> **Working data**

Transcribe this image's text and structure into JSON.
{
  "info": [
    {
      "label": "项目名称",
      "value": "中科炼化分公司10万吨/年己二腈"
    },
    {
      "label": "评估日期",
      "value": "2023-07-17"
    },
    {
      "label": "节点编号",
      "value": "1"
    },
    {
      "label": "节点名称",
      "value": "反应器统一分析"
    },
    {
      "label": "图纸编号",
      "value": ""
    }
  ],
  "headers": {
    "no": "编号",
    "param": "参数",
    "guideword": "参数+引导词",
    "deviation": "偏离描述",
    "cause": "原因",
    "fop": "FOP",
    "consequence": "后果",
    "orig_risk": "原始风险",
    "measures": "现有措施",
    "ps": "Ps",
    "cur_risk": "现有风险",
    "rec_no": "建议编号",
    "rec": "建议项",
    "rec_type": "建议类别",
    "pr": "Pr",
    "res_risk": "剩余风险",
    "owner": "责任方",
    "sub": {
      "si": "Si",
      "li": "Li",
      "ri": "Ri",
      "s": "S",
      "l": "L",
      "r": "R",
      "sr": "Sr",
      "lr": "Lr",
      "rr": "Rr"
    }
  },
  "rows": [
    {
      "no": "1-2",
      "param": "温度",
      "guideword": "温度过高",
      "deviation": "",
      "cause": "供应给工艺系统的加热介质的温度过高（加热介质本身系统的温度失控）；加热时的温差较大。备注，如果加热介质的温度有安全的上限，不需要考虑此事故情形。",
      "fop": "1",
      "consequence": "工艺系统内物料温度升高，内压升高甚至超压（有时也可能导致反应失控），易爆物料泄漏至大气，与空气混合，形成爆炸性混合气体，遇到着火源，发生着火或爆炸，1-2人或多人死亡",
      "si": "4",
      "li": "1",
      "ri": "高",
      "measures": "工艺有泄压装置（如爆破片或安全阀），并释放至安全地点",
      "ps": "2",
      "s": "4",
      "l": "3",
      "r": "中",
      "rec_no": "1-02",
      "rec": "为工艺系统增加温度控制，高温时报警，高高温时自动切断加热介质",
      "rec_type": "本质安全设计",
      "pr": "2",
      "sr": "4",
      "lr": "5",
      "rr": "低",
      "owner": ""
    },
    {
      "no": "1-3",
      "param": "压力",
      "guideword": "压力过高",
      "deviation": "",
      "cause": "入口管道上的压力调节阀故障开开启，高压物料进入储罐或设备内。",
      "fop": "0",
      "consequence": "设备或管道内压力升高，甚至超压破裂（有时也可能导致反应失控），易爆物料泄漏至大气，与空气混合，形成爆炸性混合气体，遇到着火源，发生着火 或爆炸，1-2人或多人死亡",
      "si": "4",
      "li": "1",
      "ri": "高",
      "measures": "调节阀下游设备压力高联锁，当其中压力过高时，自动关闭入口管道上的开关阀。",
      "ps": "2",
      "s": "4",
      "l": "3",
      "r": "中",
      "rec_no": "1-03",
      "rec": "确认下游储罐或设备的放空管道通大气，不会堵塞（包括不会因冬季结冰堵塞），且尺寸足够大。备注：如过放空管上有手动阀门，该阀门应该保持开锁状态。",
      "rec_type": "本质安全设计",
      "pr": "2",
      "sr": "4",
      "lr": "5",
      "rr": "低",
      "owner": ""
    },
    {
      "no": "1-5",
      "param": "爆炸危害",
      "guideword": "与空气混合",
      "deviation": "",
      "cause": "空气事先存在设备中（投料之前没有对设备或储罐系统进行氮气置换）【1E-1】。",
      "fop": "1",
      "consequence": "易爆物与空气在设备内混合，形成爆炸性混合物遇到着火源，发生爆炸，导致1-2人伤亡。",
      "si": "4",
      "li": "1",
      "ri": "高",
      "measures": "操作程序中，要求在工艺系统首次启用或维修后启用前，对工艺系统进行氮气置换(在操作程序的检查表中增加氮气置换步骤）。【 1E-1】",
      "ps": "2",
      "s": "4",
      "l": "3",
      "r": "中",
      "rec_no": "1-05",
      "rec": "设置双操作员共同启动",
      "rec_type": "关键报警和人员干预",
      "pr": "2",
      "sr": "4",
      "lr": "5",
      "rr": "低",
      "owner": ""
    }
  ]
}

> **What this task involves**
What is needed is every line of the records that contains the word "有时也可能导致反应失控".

> **Task result**
      "consequence": "工艺系统内物料温度升高，内压升高甚至超压（有时也可能导致反应失控），易爆物料泄漏至大气，与空气混合，形成爆炸性混合气体，遇到着火源，发生着火或爆炸，1-2人或多人死亡",
      "consequence": "设备或管道内压力升高，甚至超压破裂（有时也可能导致反应失控），易爆物料泄漏至大气，与空气混合，形成爆炸性混合气体，遇到着火源，发生着火 或爆炸，1-2人或多人死亡",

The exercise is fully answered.